UCLA historian Saul Friedlander, a child Holocaust survivor, has been awarded a 2008 Pulitzer Prize for his definitive account of "The Years of Extermination: Nazi Germany and the Jews, 1939-1945."
The $10,000 award in the general nonfiction book category honors the 75-year-old scholar and Israeli citizen for his remarkable ability to evoke the entire Nazi era through a combination of meticulous research and a novelist's eye for personal, human detail.
"The Righteous: The Unsung Heroes of the Holocaust" by Sir Martin Gilbert (Henry Holt and Company, $35).
On Jan. 19, 1942, Rabbi Jacob Schulmann of Grabow Synagogue wrote to his community in Lodz:
"Alas, to our great grief, we now know all. I spoke to an eyewitness who escaped. He told me everything. They're exterminated in Chelmno, near Dombie, and they are all buried in the Rzuszow forest."
"King of Odessa" by Robert Rosenstone (Northwestern, $24.95).
In an impressive effort of literary boldness, historian Robert Rosenstone fills in some of the blanks in Issac Babel's life and work in a first novel, "King of Odessa." He writes as though he has recovered a lost Babel manuscript, imagining what one of Babel's final years might have been like. Other than a few postcards sent to his family, no records remain of the summer and autumn of 1936, when Babel, then 42, returned to Odessa, the city of his birth.

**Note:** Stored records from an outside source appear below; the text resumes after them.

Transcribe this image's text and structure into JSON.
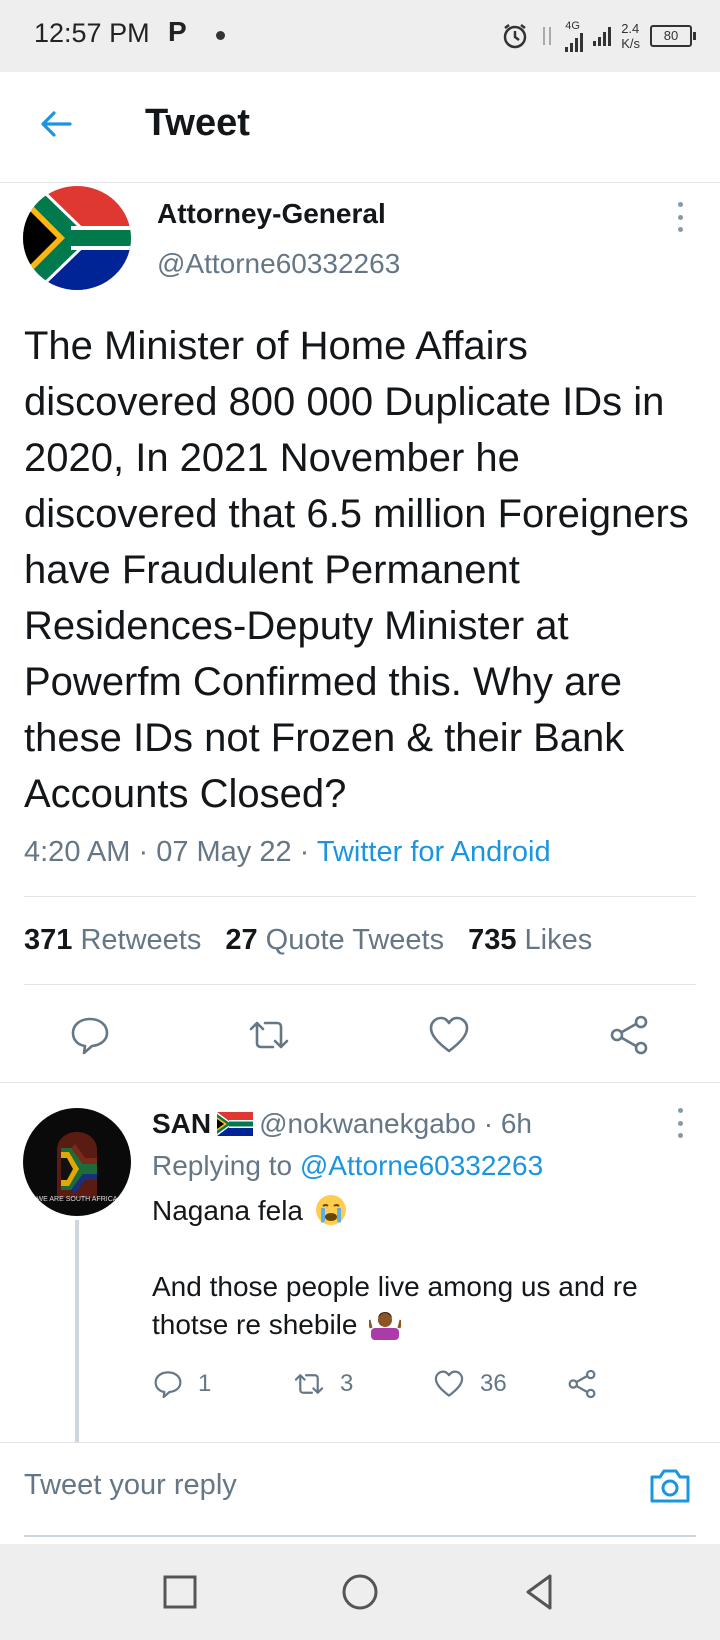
{
  "status_bar": {
    "time": "12:57 PM",
    "p_icon": "P",
    "network": "4G",
    "speed_value": "2.4",
    "speed_unit": "K/s",
    "battery": "80"
  },
  "header": {
    "title": "Tweet"
  },
  "tweet": {
    "author_name": "Attorney-General",
    "author_handle": "@Attorne60332263",
    "text": "The Minister of Home Affairs discovered 800 000 Duplicate IDs in 2020, In 2021 November he discovered that 6.5 million Foreigners have Fraudulent Permanent Residences-Deputy Minister at Powerfm Confirmed this. Why are these IDs not Frozen & their Bank Accounts Closed?",
    "time": "4:20 AM",
    "date": "07 May 22",
    "source": "Twitter for Android",
    "stats": {
      "retweets_count": "371",
      "retweets_label": "Retweets",
      "quotes_count": "27",
      "quotes_label": "Quote Tweets",
      "likes_count": "735",
      "likes_label": "Likes"
    }
  },
  "reply": {
    "author_name": "SAN",
    "author_handle": "@nokwanekgabo",
    "age": "6h",
    "replying_prefix": "Replying to",
    "replying_to": "@Attorne60332263",
    "avatar_text": "WE ARE SOUTH AFRICA",
    "line1": "Nagana fela",
    "line2": "And those people live among us and re thotse re shebile",
    "replies": "1",
    "retweets": "3",
    "likes": "36"
  },
  "composer": {
    "placeholder": "Tweet your reply"
  },
  "colors": {
    "accent": "#1b95e0",
    "secondary_text": "#657786",
    "primary_text": "#14171a"
  }
}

Holocaust denier David Irving has come a step closer to financial ruin now that a British judge has ordered him to start paying millions of dollars in legal costs.
Emerging from the Royal Courts of Justice here on the evening of March 15 was like leaving a musty 17th-century ecclesiastical battle for the fresh air of the 21st century.

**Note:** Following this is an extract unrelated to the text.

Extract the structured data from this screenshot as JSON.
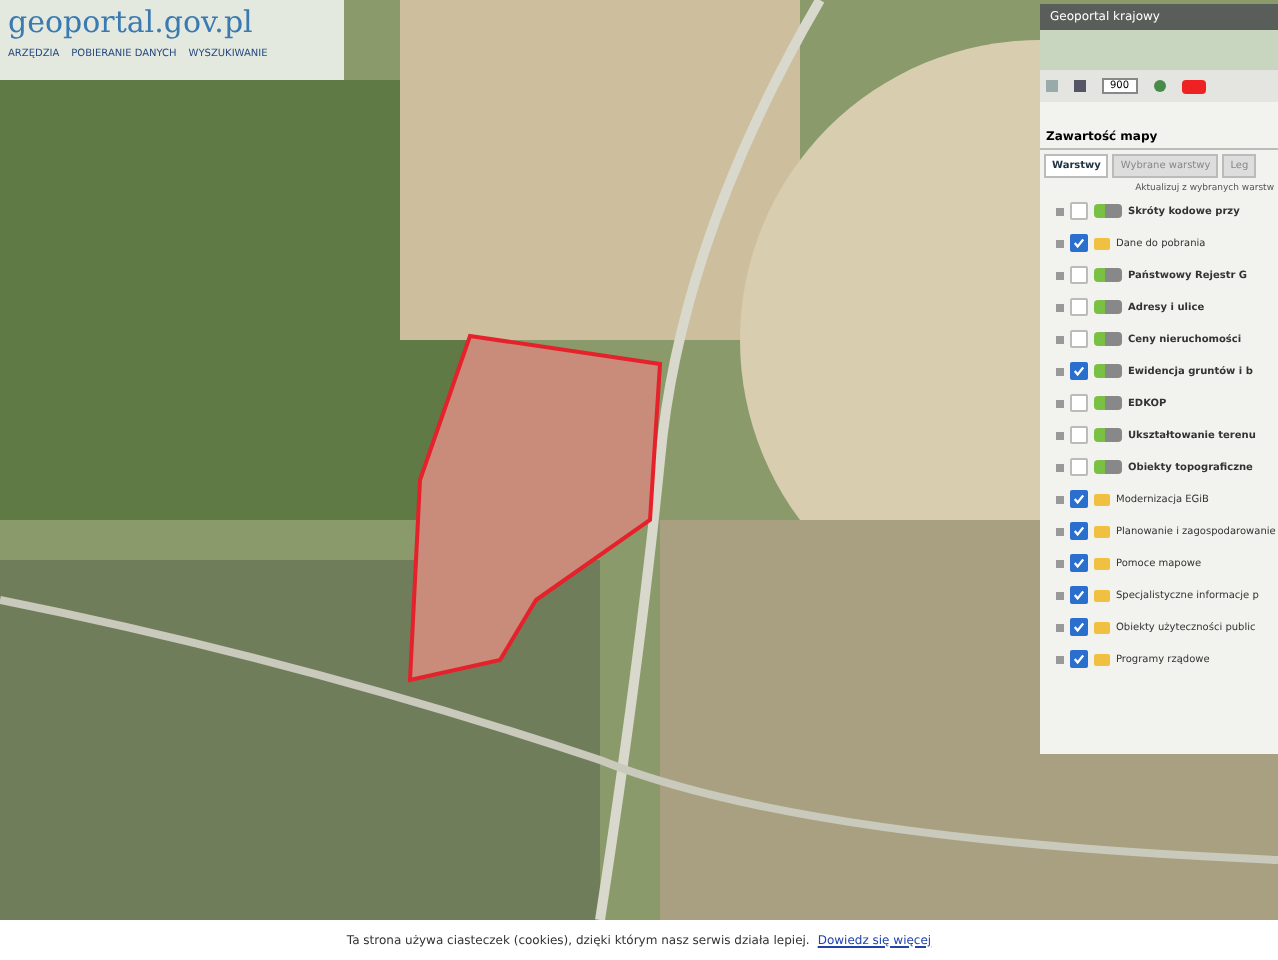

During World War II, did an anti-Semitic Swiss government split up Jewish refugee families, require the men to perform back breaking work in forced labor camps, and treat Jews markedly worse than Christian refugees?